During my first few months at U-jazdowski, I had the pleasure of taking part in the first edition of Empathic Pedagogies, curated by Marianna Dobkowska. My November meeting with four members of the network: Daniela Ramos Arias, Marilia Loureiro, Lola Malavasi, and Aisel Wicab was quite an experience for me. Taking a horizontal approach to learning, encouraging grassroots activity and acting more as a “mediator” than a teacher or an educator when interacting with audiences – all the components described by our residents made me reflect on the role of cultural institutions and the tasks of a curator.
With that experience in mind, I gladly and eagerly joined this year’s edition of the seminar, in collaboration with Marianna, Lola, Aisel, and Amado Cabral.
I am a scientist and I deliver classes at university. When it comes to seminars and lectures, my experience so far is much more associated with hierarchical academic structures. To be creative during a seminar co-created by all those who took part, focusing on soft skills and working with emotions: that was something entirely new for me.
Since I was in charge of organising the event, I wanted to provide the participants with the kind of space that had been on my mind so intensely since November last year: a place for collective learning and unlearning, free of hierarchy and supporting independent actions aimed at changing our environment. As a participant and a fresh practitioner of empathic pedagogies, I expected both an interesting creative workshop and an opportunity to just learn new skills.
I feel that I truly did experience intimacy during our sessions. The time of isolation and economic uncertainty sensitised us (the participants) towards the needs of others. We too crave tenderness and intimacy. Whether we like it or not, communication apps have become our familiar tools. What happened during our meetings over the previous month truly exceeded my expectations. Instead of theorising on intimacy, we focused on building actual bonds with one another.
Sure enough, not all of us experienced the same kind of intimacy. Some were reluctant when it came to sharing and expressing tenderness. This did not come as any great surprise to me: I am used to more formal ways of conducting myself and it was not easy to open myself up to emotional actions focused on our private or intimate experiences. Still, we found ourselves in a group of people who perceive the issue of education and its role within the world of art in a similar way, and see empathy and understanding as opportunities for change.
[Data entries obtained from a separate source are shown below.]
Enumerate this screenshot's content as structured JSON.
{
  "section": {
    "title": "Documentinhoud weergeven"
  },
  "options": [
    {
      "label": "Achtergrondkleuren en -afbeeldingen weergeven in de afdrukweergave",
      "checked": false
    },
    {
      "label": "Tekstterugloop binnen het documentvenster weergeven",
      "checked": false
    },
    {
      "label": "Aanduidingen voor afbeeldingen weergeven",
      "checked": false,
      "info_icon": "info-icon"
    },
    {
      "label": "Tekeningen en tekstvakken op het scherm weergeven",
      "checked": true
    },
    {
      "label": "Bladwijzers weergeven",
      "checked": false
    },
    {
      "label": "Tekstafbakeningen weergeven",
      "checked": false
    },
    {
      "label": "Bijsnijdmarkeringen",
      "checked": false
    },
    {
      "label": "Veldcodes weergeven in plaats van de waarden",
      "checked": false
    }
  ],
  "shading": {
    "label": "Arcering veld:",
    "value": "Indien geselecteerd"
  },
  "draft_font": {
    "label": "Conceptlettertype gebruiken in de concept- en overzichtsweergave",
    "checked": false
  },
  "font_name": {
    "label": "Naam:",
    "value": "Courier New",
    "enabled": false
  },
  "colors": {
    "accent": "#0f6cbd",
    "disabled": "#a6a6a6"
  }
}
For me, it was not simply an opportunity to exchange knowledge and skills. I saw it more as a collective therapy of sorts: a form of support in these very difficult times. After our seminar had already come to an end, I read an article by Mikkel Krause Frantzen. It resonated strongly with my memories of our collective experience over the past month. The author writes, “Therapy as resistance, not as reactionary obedience to the given order. Therapy as a collective project, not an individual one. Therapy as the overcoming of alienation.” I can relate to that: during our sessions, I felt the power of tenderness and support that surpassed the spread of the pandemic and all the politically-mandated borders.